Source records
BEGIN
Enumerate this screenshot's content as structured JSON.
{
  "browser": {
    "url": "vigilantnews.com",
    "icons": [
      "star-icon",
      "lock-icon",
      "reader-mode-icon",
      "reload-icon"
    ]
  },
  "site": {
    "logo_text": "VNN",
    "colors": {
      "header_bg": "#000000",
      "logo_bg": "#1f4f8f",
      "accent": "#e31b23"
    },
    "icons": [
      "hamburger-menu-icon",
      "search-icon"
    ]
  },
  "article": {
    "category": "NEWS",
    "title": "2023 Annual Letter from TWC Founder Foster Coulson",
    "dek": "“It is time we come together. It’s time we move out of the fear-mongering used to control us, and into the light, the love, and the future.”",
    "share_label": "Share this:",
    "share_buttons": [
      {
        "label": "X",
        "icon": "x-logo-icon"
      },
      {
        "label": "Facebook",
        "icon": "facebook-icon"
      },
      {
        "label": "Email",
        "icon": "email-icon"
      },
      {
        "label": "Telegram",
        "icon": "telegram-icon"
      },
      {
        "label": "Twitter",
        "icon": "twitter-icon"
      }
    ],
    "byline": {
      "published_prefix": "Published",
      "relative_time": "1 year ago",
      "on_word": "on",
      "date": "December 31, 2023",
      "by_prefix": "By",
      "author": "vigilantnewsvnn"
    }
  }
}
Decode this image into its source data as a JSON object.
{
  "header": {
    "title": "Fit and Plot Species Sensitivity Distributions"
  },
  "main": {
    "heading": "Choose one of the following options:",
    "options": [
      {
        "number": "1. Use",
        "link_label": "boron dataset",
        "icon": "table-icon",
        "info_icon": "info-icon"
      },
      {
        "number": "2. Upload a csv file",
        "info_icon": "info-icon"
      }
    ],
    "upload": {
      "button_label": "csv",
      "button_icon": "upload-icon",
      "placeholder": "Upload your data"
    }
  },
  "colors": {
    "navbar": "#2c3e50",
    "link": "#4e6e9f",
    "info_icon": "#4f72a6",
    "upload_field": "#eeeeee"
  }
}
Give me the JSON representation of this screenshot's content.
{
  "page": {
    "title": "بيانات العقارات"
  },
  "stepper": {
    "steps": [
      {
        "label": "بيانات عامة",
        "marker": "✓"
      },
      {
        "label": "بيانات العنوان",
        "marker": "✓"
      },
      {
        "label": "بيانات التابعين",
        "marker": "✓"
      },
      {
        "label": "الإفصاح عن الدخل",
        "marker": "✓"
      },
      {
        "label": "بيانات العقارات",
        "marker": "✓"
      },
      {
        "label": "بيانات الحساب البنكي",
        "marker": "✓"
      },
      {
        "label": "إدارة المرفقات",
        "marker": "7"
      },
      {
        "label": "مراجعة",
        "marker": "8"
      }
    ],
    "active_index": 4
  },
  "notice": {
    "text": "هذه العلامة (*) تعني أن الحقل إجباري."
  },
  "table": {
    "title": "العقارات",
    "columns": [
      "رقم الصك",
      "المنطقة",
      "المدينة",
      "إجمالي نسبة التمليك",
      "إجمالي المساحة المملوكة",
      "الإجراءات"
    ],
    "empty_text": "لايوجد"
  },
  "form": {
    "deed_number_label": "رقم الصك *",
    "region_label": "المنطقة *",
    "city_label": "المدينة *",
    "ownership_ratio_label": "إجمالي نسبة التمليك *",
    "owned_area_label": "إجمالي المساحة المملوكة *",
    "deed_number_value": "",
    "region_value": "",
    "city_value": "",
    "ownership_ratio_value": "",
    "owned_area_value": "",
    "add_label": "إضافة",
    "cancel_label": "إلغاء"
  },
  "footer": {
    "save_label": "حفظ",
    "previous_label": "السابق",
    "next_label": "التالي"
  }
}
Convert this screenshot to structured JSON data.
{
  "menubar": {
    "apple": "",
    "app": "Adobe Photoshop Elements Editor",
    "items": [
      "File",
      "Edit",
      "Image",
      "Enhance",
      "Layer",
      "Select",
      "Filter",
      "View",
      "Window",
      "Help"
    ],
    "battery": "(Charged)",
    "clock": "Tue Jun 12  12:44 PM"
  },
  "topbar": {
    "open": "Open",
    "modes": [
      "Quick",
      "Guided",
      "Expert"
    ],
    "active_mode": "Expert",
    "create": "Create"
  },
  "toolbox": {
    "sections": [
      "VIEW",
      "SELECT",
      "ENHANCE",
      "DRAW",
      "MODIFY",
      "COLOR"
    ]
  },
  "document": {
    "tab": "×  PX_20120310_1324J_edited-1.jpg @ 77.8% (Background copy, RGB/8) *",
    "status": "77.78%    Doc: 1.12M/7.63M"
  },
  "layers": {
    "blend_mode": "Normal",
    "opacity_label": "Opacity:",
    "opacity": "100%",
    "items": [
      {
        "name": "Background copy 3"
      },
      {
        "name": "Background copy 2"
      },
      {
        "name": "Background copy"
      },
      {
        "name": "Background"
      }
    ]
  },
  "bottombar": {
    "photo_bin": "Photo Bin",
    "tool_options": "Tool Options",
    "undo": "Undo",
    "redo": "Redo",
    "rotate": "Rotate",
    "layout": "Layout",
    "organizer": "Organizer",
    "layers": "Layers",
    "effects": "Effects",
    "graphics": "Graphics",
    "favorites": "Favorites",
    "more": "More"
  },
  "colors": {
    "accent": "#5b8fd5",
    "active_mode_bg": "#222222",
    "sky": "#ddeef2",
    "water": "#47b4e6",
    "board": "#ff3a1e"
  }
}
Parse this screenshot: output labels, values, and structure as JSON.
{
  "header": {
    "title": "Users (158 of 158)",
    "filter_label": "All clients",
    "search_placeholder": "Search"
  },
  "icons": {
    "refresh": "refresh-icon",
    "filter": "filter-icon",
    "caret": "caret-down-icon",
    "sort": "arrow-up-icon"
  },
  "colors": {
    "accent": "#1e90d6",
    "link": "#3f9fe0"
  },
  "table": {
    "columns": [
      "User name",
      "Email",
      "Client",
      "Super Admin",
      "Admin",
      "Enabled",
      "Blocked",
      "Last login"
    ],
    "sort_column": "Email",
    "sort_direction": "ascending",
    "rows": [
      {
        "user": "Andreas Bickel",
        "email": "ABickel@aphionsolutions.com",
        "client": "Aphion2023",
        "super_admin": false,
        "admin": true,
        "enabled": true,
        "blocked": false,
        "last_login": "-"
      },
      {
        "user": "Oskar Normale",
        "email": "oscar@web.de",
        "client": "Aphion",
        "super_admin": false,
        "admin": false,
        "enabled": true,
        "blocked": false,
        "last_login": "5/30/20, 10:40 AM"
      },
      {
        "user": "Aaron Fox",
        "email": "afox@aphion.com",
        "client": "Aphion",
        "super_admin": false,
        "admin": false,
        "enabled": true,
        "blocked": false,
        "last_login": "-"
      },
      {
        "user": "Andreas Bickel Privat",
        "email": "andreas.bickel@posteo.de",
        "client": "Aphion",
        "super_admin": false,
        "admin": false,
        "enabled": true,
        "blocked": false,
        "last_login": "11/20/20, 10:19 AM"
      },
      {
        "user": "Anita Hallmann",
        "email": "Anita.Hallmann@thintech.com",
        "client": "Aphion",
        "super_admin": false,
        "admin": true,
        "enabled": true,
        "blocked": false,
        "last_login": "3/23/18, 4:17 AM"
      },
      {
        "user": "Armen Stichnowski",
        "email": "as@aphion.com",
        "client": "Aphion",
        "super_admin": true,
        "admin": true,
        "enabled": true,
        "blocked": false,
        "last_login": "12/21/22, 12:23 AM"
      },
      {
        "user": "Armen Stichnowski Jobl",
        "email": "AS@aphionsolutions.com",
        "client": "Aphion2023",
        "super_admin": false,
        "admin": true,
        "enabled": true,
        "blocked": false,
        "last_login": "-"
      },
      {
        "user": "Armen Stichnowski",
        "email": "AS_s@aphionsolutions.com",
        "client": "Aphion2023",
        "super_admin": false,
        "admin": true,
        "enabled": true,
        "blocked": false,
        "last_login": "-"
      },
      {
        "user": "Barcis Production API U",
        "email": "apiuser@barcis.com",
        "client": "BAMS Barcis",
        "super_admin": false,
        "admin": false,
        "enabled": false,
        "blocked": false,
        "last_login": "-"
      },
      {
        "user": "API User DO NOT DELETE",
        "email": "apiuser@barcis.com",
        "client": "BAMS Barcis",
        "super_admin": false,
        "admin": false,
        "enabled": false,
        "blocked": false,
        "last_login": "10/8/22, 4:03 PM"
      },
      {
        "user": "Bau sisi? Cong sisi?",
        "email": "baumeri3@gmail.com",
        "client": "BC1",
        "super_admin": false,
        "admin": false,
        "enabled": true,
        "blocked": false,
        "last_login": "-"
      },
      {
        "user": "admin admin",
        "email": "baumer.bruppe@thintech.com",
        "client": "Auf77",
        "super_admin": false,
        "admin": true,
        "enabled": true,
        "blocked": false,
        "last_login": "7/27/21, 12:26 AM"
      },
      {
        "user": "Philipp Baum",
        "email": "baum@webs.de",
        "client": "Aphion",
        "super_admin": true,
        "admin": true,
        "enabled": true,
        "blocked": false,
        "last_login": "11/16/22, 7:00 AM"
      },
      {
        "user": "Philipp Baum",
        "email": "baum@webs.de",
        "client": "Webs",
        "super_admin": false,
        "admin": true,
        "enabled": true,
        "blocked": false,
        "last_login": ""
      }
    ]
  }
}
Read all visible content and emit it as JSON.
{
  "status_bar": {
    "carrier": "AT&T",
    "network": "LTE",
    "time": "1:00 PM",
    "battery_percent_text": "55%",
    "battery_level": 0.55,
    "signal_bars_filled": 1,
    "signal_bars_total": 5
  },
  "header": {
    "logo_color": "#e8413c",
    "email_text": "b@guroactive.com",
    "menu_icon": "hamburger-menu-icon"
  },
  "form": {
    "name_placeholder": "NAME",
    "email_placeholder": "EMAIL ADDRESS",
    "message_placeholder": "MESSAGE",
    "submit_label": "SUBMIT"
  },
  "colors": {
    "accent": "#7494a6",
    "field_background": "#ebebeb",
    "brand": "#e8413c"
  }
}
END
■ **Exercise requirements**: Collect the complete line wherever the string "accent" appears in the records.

■ **Solution below**:
      "accent": "#e31b23"
    "accent": "#5b8fd5",
    "accent": "#1e90d6",
    "accent": "#7494a6",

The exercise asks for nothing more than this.